» **WHAT YOU ARE ASKED TO DO**:
Repeat all of the records exactly, leaving out the pictures.

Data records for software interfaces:
■ ■ ■ ■

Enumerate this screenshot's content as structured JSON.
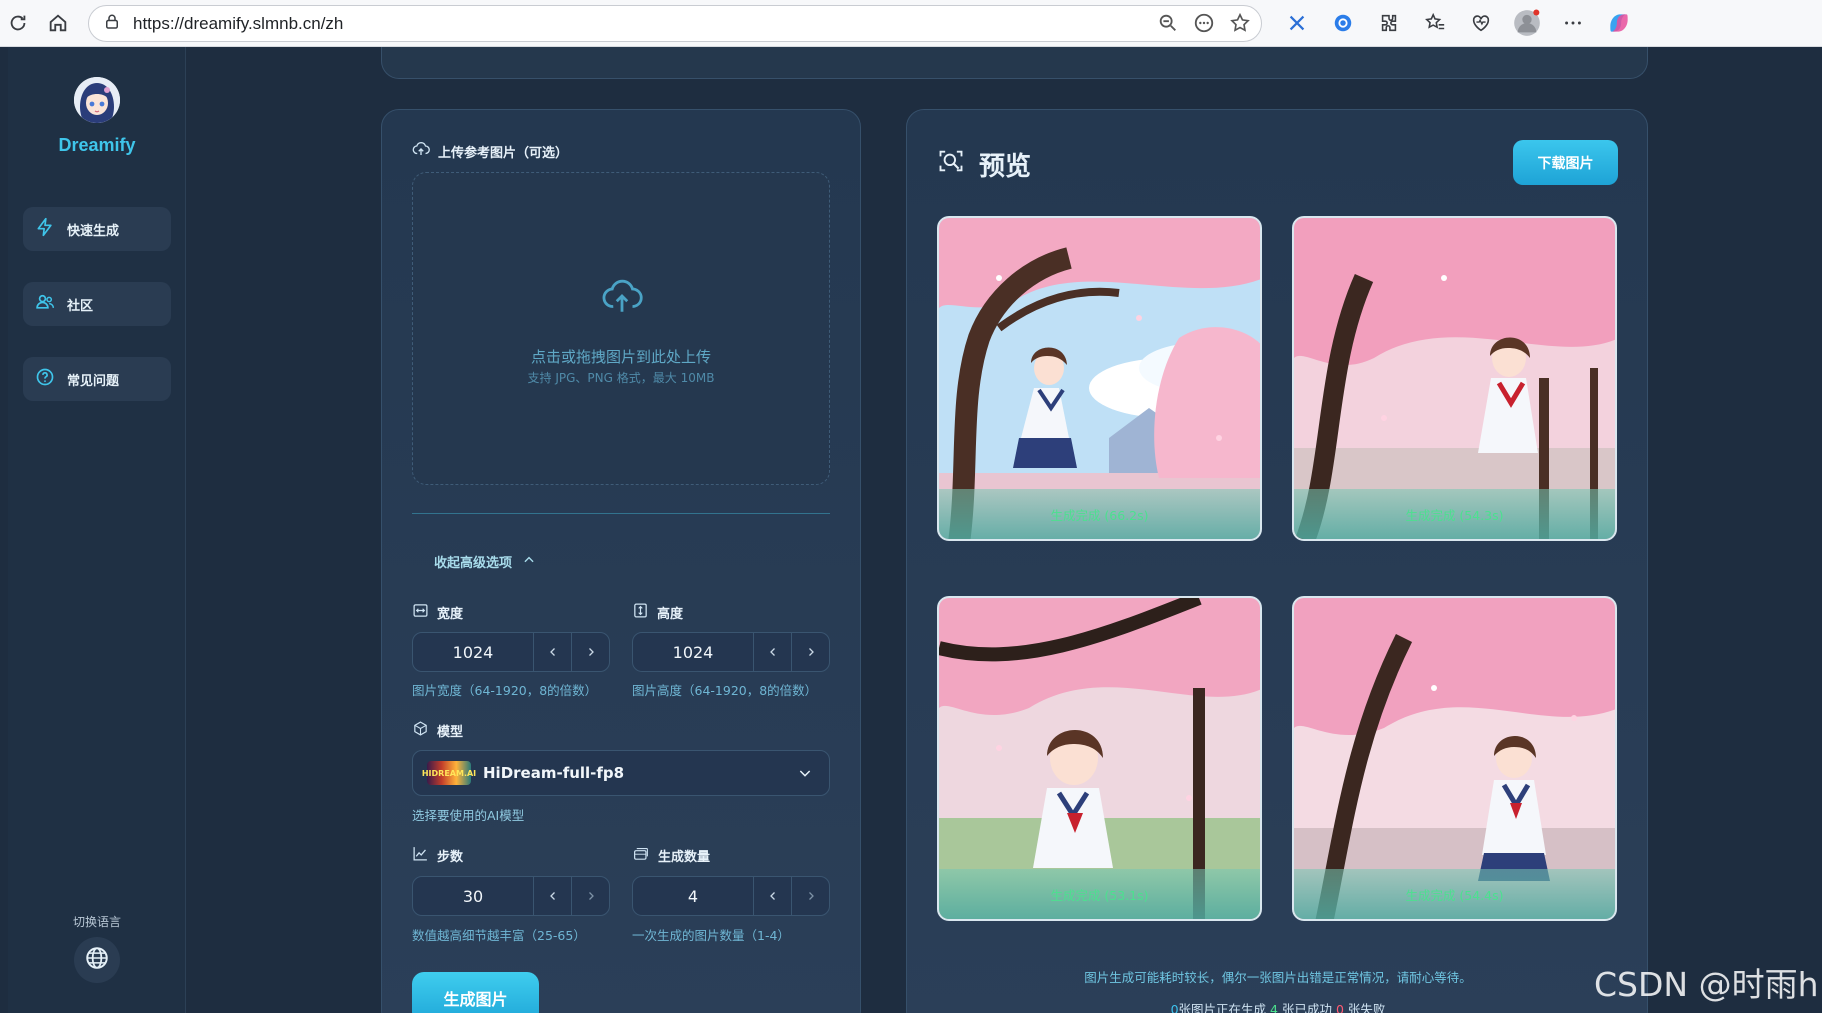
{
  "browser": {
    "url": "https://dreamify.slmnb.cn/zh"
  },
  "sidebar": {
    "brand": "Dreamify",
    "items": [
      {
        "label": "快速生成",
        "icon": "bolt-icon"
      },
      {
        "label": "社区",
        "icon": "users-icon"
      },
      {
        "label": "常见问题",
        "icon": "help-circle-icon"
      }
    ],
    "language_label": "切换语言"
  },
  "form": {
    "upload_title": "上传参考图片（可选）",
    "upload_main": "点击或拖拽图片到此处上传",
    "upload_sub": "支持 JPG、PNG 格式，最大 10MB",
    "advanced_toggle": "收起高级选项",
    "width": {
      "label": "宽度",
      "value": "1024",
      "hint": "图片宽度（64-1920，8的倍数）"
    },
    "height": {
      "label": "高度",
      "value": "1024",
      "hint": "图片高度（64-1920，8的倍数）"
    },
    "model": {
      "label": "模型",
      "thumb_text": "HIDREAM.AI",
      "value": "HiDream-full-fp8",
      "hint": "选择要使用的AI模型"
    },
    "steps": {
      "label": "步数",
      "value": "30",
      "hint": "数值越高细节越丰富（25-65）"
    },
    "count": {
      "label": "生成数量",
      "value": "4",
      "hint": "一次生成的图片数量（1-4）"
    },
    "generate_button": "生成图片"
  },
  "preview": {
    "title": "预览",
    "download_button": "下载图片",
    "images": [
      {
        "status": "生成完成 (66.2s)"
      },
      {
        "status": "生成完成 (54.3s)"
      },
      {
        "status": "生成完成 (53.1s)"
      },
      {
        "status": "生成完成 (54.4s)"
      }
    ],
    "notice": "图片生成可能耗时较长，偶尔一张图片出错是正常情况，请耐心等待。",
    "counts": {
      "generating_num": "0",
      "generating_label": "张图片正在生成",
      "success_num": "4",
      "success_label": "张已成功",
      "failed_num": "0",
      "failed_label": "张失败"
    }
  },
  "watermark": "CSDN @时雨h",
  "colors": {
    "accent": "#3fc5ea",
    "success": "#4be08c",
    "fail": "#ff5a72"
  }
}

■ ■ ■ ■

» **SOLUTION TO THE PROBLEM**:
Enumerate this screenshot's content as structured JSON.
{
  "browser": {
    "url": "https://dreamify.slmnb.cn/zh"
  },
  "sidebar": {
    "brand": "Dreamify",
    "items": [
      {
        "label": "快速生成",
        "icon": "bolt-icon"
      },
      {
        "label": "社区",
        "icon": "users-icon"
      },
      {
        "label": "常见问题",
        "icon": "help-circle-icon"
      }
    ],
    "language_label": "切换语言"
  },
  "form": {
    "upload_title": "上传参考图片（可选）",
    "upload_main": "点击或拖拽图片到此处上传",
    "upload_sub": "支持 JPG、PNG 格式，最大 10MB",
    "advanced_toggle": "收起高级选项",
    "width": {
      "label": "宽度",
      "value": "1024",
      "hint": "图片宽度（64-1920，8的倍数）"
    },
    "height": {
      "label": "高度",
      "value": "1024",
      "hint": "图片高度（64-1920，8的倍数）"
    },
    "model": {
      "label": "模型",
      "thumb_text": "HIDREAM.AI",
      "value": "HiDream-full-fp8",
      "hint": "选择要使用的AI模型"
    },
    "steps": {
      "label": "步数",
      "value": "30",
      "hint": "数值越高细节越丰富（25-65）"
    },
    "count": {
      "label": "生成数量",
      "value": "4",
      "hint": "一次生成的图片数量（1-4）"
    },
    "generate_button": "生成图片"
  },
  "preview": {
    "title": "预览",
    "download_button": "下载图片",
    "images": [
      {
        "status": "生成完成 (66.2s)"
      },
      {
        "status": "生成完成 (54.3s)"
      },
      {
        "status": "生成完成 (53.1s)"
      },
      {
        "status": "生成完成 (54.4s)"
      }
    ],
    "notice": "图片生成可能耗时较长，偶尔一张图片出错是正常情况，请耐心等待。",
    "counts": {
      "generating_num": "0",
      "generating_label": "张图片正在生成",
      "success_num": "4",
      "success_label": "张已成功",
      "failed_num": "0",
      "failed_label": "张失败"
    }
  },
  "watermark": "CSDN @时雨h",
  "colors": {
    "accent": "#3fc5ea",
    "success": "#4be08c",
    "fail": "#ff5a72"
  }
}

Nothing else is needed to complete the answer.